E commerce for buying/selling E2Ws and components:
This segment includes aggregators of EVs, platforms for sale and purchase of refurbished bikes, and retailers specialising in EVs including E2Ws.
Policy shifts by governments vary country by country but have broadly been towards tax cuts and subsidies for manufacturers, incentives for customers, restriction on production and sale of ICE vehicles, targets for EVs, carving out low emission zones in cities, and support for charging infrastructure including interoperability. Developments in carbon taxation and accounting will also have a direct impact on growth of the E2W and E3W market and its growth relative to the wider EV market especially where consumers are price sensitive.
Reduction in cost of ownership:
Battery costs are approximately 40 percent of the overall material cost for EVs and are expected to reduce to $90-130 from $220-280 per kWh in the next few years. This will have the effect of reducing the cost of ownership and stimulate demand especially among B2B consumers followed by the B2C segment.
Transition of battery technology:
Most E2Ws and E3Ws currently use lead-acid batteries, but regulatory changes, and falling costs would lead to adoption of lithium ion battery packs which are superior in terms of charging density and weight. This will create a surge in demand for lithium (as discussed in our EV paper) on the one hand, while there would also be greater focus on safety standards and testing of new battery technology.
Digitisation and connected models:
Greater digitisation is possible for E2Ws in the coming years with features such as remote tracking and control via phone based apps, and integrated displays with more features.

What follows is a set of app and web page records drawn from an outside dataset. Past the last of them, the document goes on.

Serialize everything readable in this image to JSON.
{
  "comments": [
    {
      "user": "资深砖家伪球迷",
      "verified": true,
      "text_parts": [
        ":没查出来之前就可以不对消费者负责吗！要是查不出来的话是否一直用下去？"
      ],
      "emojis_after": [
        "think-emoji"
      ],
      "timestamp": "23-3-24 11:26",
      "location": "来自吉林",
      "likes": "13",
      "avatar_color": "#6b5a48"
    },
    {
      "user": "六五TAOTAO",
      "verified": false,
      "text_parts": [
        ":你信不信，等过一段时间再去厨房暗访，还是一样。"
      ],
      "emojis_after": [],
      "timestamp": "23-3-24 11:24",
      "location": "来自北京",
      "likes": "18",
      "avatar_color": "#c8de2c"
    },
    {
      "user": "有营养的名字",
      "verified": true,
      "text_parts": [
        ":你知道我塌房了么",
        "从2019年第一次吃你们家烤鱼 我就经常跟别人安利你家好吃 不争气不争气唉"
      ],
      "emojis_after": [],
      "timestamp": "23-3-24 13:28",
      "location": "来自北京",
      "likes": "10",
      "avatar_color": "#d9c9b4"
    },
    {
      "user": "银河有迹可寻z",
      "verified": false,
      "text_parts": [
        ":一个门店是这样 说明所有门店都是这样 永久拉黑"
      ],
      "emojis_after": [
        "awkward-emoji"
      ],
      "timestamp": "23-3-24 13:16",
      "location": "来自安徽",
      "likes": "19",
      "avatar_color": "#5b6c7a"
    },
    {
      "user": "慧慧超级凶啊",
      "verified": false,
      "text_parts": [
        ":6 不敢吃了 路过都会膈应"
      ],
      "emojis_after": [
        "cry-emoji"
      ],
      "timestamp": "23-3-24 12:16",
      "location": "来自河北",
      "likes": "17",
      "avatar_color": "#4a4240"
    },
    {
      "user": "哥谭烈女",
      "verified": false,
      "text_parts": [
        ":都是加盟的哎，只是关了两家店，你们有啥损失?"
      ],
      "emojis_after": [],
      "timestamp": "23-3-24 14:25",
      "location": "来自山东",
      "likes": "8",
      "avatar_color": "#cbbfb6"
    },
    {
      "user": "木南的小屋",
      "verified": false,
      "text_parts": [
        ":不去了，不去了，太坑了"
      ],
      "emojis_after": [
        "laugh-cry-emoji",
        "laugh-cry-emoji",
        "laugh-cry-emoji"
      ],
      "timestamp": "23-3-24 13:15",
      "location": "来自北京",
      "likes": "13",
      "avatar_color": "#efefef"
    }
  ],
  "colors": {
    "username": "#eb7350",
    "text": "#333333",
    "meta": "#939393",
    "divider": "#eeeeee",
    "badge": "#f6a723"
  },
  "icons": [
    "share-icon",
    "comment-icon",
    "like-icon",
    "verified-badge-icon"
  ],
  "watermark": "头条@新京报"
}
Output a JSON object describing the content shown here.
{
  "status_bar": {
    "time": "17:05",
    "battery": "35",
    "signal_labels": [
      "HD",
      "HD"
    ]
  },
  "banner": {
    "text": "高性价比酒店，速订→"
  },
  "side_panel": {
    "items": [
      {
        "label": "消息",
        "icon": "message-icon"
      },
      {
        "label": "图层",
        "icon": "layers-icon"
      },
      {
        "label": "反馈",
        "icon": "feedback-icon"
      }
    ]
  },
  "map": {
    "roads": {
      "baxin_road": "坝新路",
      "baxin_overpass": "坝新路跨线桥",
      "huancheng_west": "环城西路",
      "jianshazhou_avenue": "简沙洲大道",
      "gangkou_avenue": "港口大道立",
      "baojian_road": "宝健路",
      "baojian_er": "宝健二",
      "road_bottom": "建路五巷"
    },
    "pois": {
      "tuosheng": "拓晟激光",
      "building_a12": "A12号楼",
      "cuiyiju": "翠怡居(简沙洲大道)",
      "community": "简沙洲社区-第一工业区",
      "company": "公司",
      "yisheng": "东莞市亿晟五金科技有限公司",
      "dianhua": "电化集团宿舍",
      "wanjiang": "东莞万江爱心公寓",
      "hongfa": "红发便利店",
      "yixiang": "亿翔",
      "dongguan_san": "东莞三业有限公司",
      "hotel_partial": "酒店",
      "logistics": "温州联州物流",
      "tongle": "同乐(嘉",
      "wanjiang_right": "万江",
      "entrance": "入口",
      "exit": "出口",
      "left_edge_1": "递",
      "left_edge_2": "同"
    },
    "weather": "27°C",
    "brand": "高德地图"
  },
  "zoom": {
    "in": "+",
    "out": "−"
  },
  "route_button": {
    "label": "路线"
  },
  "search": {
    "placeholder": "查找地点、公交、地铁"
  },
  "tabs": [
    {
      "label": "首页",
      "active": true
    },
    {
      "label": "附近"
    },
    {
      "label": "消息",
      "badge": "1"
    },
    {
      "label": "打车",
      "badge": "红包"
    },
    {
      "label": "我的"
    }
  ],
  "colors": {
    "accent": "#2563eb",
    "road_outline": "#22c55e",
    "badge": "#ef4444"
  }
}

Companies, especially OEMs will also promote connected E2Ws especially in cities to appeal to consumers, backed by physical infrastructure and e-mobility platforms.
Investment in charging infrastructure:
Private investment in charging infrastructure as well as allocation of road infrastructure (e.g. dedicated lanes) is required to provide a credible E2W alternative and overcome “range anxiety” in consumers. Europe, US, and China are leaders in terms of investment in infrastructure and the number of charging points per 1000 vehicles is expected to increase substantially up to 2030 while rest of Asia including India, Indonesia, Vietnam and Malaysia, and South America require sizeable investment for uptake of E2Ws.
FOR FURTHER INFORMATION
Stirling Infrastructure advises both companies and stakeholders in the EV value chain on debt and equity capital raising and the sale and acquisition of companies and technologies within associated sectors. The firm also provides management consulting services in relation to making strategic investments into mining, battery manufacturing, software development and EV infrastructure.
This document has been developed by our analysts and does not constitute investment advice. It is prepared for information purposes only and does not constitute an investment recommendation.